Could the listing below be reproduced exactly, minus its pictures?

****************************************

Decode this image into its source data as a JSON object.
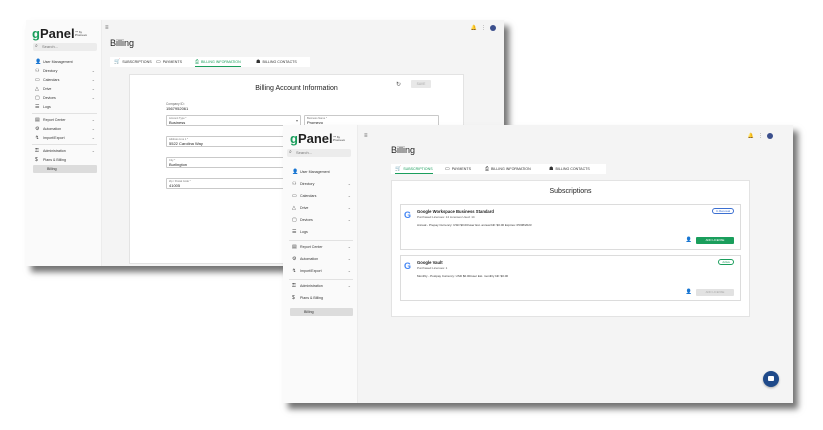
{
  "brand": {
    "logo_g": "g",
    "logo_rest": "Panel",
    "logo_tm": "™ by Promevo",
    "accent": "#1a9e5c"
  },
  "sidebar": {
    "search_placeholder": "Search...",
    "items": [
      {
        "label": "User Management",
        "icon": "user-icon",
        "chevron": ""
      },
      {
        "label": "Directory",
        "icon": "directory-icon",
        "chevron": "⌄"
      },
      {
        "label": "Calendars",
        "icon": "calendar-icon",
        "chevron": "⌄"
      },
      {
        "label": "Drive",
        "icon": "drive-icon",
        "chevron": "⌄"
      },
      {
        "label": "Devices",
        "icon": "devices-icon",
        "chevron": "⌄"
      },
      {
        "label": "Logs",
        "icon": "logs-icon",
        "chevron": ""
      },
      {
        "label": "Report Center",
        "icon": "report-icon",
        "chevron": "⌄"
      },
      {
        "label": "Automation",
        "icon": "automation-icon",
        "chevron": "⌄"
      },
      {
        "label": "Import/Export",
        "icon": "import-export-icon",
        "chevron": "⌄"
      },
      {
        "label": "Administration",
        "icon": "admin-icon",
        "chevron": "⌄"
      },
      {
        "label": "Plans & Billing",
        "icon": "dollar-icon",
        "chevron": "⌃"
      }
    ],
    "sub_item": "Billing"
  },
  "header": {
    "menu_icon": "≡",
    "bell": "🔔",
    "more": "⋮"
  },
  "page_title": "Billing",
  "tabs": [
    {
      "label": "SUBSCRIPTIONS",
      "icon": "cart-icon"
    },
    {
      "label": "PAYMENTS",
      "icon": "card-icon"
    },
    {
      "label": "BILLING INFORMATION",
      "icon": "print-icon"
    },
    {
      "label": "BILLING CONTACTS",
      "icon": "contact-icon"
    }
  ],
  "billing_info": {
    "title": "Billing Account Information",
    "save_label": "SAVE",
    "company_id_label": "Company ID:",
    "company_id": "1567952061",
    "account_type_label": "Account Type *",
    "account_type": "Business",
    "business_name_label": "Business Name *",
    "business_name": "Promevo",
    "address_label": "Address Line 1 *",
    "address": "5522 Carolina Way",
    "city_label": "City *",
    "city": "Burlington",
    "zip_label": "Zip / Postal Code *",
    "zip": "41005"
  },
  "subscriptions": {
    "title": "Subscriptions",
    "items": [
      {
        "name": "Google Workspace Business Standard",
        "meta": "Purchased Licenses: 14    Licenses Used: 14",
        "details": "Annual - Prepay    Currency: USD    $0.00/user    Est. annual bill: $0.00    Expires: 05/08/2023",
        "status": "In Renewal",
        "add_label": "ADD LICENSE",
        "add_enabled": true
      },
      {
        "name": "Google Vault",
        "meta": "Purchased Licenses: 1",
        "details": "Monthly - Postpay    Currency: USD    $0.00/user    Est. monthly bill: $0.00",
        "status": "Active",
        "add_label": "ADD LICENSE",
        "add_enabled": false
      }
    ]
  }
}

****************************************

» **SOLVED EXERCISE**
Decode this image into its source data as a JSON object.
{
  "brand": {
    "logo_g": "g",
    "logo_rest": "Panel",
    "logo_tm": "™ by Promevo",
    "accent": "#1a9e5c"
  },
  "sidebar": {
    "search_placeholder": "Search...",
    "items": [
      {
        "label": "User Management",
        "icon": "user-icon",
        "chevron": ""
      },
      {
        "label": "Directory",
        "icon": "directory-icon",
        "chevron": "⌄"
      },
      {
        "label": "Calendars",
        "icon": "calendar-icon",
        "chevron": "⌄"
      },
      {
        "label": "Drive",
        "icon": "drive-icon",
        "chevron": "⌄"
      },
      {
        "label": "Devices",
        "icon": "devices-icon",
        "chevron": "⌄"
      },
      {
        "label": "Logs",
        "icon": "logs-icon",
        "chevron": ""
      },
      {
        "label": "Report Center",
        "icon": "report-icon",
        "chevron": "⌄"
      },
      {
        "label": "Automation",
        "icon": "automation-icon",
        "chevron": "⌄"
      },
      {
        "label": "Import/Export",
        "icon": "import-export-icon",
        "chevron": "⌄"
      },
      {
        "label": "Administration",
        "icon": "admin-icon",
        "chevron": "⌄"
      },
      {
        "label": "Plans & Billing",
        "icon": "dollar-icon",
        "chevron": "⌃"
      }
    ],
    "sub_item": "Billing"
  },
  "header": {
    "menu_icon": "≡",
    "bell": "🔔",
    "more": "⋮"
  },
  "page_title": "Billing",
  "tabs": [
    {
      "label": "SUBSCRIPTIONS",
      "icon": "cart-icon"
    },
    {
      "label": "PAYMENTS",
      "icon": "card-icon"
    },
    {
      "label": "BILLING INFORMATION",
      "icon": "print-icon"
    },
    {
      "label": "BILLING CONTACTS",
      "icon": "contact-icon"
    }
  ],
  "billing_info": {
    "title": "Billing Account Information",
    "save_label": "SAVE",
    "company_id_label": "Company ID:",
    "company_id": "1567952061",
    "account_type_label": "Account Type *",
    "account_type": "Business",
    "business_name_label": "Business Name *",
    "business_name": "Promevo",
    "address_label": "Address Line 1 *",
    "address": "5522 Carolina Way",
    "city_label": "City *",
    "city": "Burlington",
    "zip_label": "Zip / Postal Code *",
    "zip": "41005"
  },
  "subscriptions": {
    "title": "Subscriptions",
    "items": [
      {
        "name": "Google Workspace Business Standard",
        "meta": "Purchased Licenses: 14    Licenses Used: 14",
        "details": "Annual - Prepay    Currency: USD    $0.00/user    Est. annual bill: $0.00    Expires: 05/08/2023",
        "status": "In Renewal",
        "add_label": "ADD LICENSE",
        "add_enabled": true
      },
      {
        "name": "Google Vault",
        "meta": "Purchased Licenses: 1",
        "details": "Monthly - Postpay    Currency: USD    $0.00/user    Est. monthly bill: $0.00",
        "status": "Active",
        "add_label": "ADD LICENSE",
        "add_enabled": false
      }
    ]
  }
}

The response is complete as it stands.